The recent language of ANC leaders in KZN around Zuma has demonstrated that this is a major problem for them. Both Premier Sihle Zikalala and KZN ANC Provincial Secretary Mdumiseni Ntuli attended Zuma’s court appearances (before the Constitutional Court ruled he must be jailed) and said they supported him. Twice they were booed by Zuma supporters, who simply do not believe Zikalala and Ntuli really support the former president.
The duo’s attempts at pleasing the crowd show that they must believe Zuma still has a sizeable constituency.
However, the more difficult question to answer may be whether they are behaving in this way for their own interests (in that they don’t want to lose what support Zuma can still muster) or because they genuinely worry that the situation could get out of control. The most likely answer: both.
Before the violence, it might have been easy to say that any claim they were acting in this way because of a fear of violence was simply overblown. It may be harder to say that now.
That said, the problem still remains: if national leaders cannot call it for what it is, can they really solve it?
It should not be forgotten that the failures of the police to solve these problems are not entirely a natural weakness. The evidence that our police service, the Hawks and the criminal justice system have been deliberately and perhaps fatally weakened over the last decade is clear.
It is also clear that this was for political ends, to weaken the rule of law, to allow powerful forces to act with impunity. If the Constitutional Court ruling that a former president can and must be arrested is proof that we are a country under the rule of law, then this violence was a direct response to that. Only time will tell if the country, the ANC (or the dominant faction of it) and the government are up to this challenge. Right now, the prospects look bleak.

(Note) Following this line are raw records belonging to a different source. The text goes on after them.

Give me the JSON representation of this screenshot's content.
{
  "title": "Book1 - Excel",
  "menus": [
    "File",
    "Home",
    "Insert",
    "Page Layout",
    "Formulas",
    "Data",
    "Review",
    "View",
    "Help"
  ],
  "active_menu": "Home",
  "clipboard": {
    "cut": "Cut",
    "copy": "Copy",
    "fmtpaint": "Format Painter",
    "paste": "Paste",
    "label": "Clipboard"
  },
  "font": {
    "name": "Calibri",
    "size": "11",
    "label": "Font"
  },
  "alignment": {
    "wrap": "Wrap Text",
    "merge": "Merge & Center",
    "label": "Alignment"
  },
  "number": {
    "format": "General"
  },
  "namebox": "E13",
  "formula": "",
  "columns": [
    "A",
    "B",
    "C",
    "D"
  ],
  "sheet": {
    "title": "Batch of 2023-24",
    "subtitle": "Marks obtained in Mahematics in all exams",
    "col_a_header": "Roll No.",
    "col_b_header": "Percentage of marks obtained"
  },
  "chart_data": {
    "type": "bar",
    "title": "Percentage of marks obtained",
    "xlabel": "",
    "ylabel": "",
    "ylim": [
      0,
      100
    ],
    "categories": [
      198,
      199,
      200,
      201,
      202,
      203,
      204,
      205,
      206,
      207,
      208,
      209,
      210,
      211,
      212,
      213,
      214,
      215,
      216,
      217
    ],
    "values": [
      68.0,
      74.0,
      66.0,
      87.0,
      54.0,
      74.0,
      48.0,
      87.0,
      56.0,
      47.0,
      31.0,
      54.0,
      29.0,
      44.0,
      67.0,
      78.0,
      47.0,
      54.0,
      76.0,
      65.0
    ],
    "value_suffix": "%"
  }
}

The first step in brightening this darkness would be to reject the callousness, to make it clear that no one in South Africa can act with impunity.
No matter what happens, any imaginable future for our country must consider the possibility of the failure of our criminal justice system and its inability to hold those responsible to account. This is certain to happen as long as the ANC fails to look in the mirror and reflect on what it sees.
And yet, what other choice does the ruling party have if South Africa is to avoid sliding into a failed state on its watch? DM